I'm continually amazed at the number of bugs we encounter in the software that we install, configure, and maintain. Recently, I read about a Carnegie Mellon University research study that attempted to analyze why software contains so many problems. After analyzing software products for 5 years, researchers concluded that an average of 100 to 150 errors exists in every 1000 lines of code. Thus, an OS containing 20 million lines of code presents a potential 200,000 to 300,000 coding errors, many of which can negatively affect form, function, security, and reliability. The study attributed this high number of errors to complexity, poor design, and insufficient testing.
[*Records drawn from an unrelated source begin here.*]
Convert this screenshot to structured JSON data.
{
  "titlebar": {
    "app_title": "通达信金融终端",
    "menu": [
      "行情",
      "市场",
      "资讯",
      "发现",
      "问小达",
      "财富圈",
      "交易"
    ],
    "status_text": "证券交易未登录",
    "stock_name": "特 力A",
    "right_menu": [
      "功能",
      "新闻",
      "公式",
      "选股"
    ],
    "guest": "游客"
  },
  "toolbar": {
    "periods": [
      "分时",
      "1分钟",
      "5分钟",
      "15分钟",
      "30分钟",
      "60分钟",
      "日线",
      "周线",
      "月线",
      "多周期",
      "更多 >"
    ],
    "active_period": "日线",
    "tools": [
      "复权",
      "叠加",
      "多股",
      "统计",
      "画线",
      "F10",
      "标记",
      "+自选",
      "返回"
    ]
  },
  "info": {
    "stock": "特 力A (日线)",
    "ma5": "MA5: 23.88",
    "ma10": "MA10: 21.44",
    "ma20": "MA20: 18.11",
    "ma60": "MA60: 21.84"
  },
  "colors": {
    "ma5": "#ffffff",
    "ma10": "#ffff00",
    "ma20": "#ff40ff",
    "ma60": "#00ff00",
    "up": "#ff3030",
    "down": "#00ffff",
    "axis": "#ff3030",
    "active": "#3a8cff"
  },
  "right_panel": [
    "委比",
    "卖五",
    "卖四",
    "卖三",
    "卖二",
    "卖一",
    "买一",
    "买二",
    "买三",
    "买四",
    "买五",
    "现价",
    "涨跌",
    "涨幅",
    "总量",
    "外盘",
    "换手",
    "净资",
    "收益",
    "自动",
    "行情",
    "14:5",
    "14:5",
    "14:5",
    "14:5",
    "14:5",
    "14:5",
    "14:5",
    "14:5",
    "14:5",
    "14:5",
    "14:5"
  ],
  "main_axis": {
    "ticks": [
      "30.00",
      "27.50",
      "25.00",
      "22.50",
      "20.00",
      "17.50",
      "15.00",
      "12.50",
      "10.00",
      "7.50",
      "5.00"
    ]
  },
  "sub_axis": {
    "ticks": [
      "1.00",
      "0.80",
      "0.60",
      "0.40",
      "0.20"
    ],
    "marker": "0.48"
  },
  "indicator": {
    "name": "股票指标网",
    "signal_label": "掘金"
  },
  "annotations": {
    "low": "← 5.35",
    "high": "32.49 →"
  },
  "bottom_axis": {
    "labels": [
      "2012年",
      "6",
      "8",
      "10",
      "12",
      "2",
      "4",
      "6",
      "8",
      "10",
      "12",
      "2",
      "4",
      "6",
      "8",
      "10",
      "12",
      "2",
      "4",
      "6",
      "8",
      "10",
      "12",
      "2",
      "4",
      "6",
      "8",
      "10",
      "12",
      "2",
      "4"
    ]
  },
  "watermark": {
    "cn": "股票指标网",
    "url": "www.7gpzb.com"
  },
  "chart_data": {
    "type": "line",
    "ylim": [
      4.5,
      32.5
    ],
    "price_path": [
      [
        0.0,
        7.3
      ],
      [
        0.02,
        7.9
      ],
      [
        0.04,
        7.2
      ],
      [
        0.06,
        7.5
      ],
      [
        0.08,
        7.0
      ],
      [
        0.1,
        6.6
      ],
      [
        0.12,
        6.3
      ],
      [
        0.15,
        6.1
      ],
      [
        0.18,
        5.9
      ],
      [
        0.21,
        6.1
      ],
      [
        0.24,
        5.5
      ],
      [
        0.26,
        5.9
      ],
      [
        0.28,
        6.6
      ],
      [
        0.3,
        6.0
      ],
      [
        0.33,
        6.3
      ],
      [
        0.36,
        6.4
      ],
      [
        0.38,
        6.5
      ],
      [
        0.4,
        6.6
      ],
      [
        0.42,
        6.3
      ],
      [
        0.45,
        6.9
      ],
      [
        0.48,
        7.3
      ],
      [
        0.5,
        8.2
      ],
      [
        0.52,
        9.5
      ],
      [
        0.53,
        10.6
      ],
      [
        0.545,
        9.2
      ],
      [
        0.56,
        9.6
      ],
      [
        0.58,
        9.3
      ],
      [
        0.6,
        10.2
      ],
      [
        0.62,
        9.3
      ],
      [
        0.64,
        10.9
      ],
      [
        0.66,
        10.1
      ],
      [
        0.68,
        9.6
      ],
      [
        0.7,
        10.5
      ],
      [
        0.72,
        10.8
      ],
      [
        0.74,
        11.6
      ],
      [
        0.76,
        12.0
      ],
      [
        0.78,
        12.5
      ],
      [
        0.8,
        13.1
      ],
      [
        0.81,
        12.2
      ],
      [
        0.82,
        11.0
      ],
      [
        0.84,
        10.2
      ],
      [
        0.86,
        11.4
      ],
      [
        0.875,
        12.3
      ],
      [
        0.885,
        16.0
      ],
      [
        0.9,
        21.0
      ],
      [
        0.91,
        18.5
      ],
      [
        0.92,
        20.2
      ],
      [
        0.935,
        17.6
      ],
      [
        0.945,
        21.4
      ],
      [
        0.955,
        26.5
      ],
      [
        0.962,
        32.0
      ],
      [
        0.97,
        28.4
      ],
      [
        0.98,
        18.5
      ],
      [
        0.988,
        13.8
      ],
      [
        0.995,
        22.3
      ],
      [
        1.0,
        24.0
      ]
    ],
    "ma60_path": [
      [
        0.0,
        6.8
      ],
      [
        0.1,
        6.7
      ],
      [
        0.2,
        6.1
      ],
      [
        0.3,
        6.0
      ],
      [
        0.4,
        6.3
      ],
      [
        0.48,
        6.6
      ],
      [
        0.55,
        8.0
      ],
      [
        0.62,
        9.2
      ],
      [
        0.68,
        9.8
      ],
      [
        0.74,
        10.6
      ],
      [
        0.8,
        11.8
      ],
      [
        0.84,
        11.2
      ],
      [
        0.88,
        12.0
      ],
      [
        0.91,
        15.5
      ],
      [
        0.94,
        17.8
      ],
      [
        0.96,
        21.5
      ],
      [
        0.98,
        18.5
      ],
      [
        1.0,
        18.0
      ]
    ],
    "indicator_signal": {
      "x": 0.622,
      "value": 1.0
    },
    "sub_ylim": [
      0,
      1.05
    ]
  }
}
The number of bug fixes on Microsoft's Windows 2000 post-Service Pack 2 (SP2) list has reached 854 and doesn't include any of the security hotfixes Microsoft has released during the 13 months since SP2 went public. I checked the new/modified Server Operating Systems Technologies bug list, which covers a 5-week period from June 1, 2002, through July 7,2002, and discovered a total of 288 post-SP2 bug fixes, allocated as follows:

Application Center     1
ISA Server 2000        9
Windows NT             43
Windows 2000           187
Windows XP             48

If you support all five of these platforms, you’ve inherited a large bucket of potential problems during the past 5 weeks. If you toss Microsoft SQL Server, Exchange Server, and Systems Management Server (SMS) bug fixes into the mix, the list becomes almost too large to contemplate. Then, add security hotfixes. Microsoft's Critical Issues page lists the 45 security hotfixes the company has released since January 2002. Some of the hotfixes on this page apply exclusively to Windows .Net Server (WinNET Server) systems and Mac products and don't appear on the Security Bulletin page. Of the 60 hotfixes Microsoft released during 2001, half apply to the post-SP2 version of Win2K, which debuted May 16, 2001.

These numbers should send three strong messages to your organization: First, you need a test facility where you can duplicate all the configurations, including legacy platforms, you support in the production environment. Second, you must thoroughly test service packs, code fixes, and security hotfixes, individually and in combination, before you deploy them. Third, you significantly reduce the potential for serious problems when you staff the test facility with highly skilled engineers who follow rigorous testing and troubleshooting methodologies.

When vendors don't identify and correct the bugs, the job falls to the consumers. The mystifying factor is why we tolerate such a poor level of quality in these products in the first place. We need these products to keep our global networks operational. So why the complacency? It’s not just job security, is it?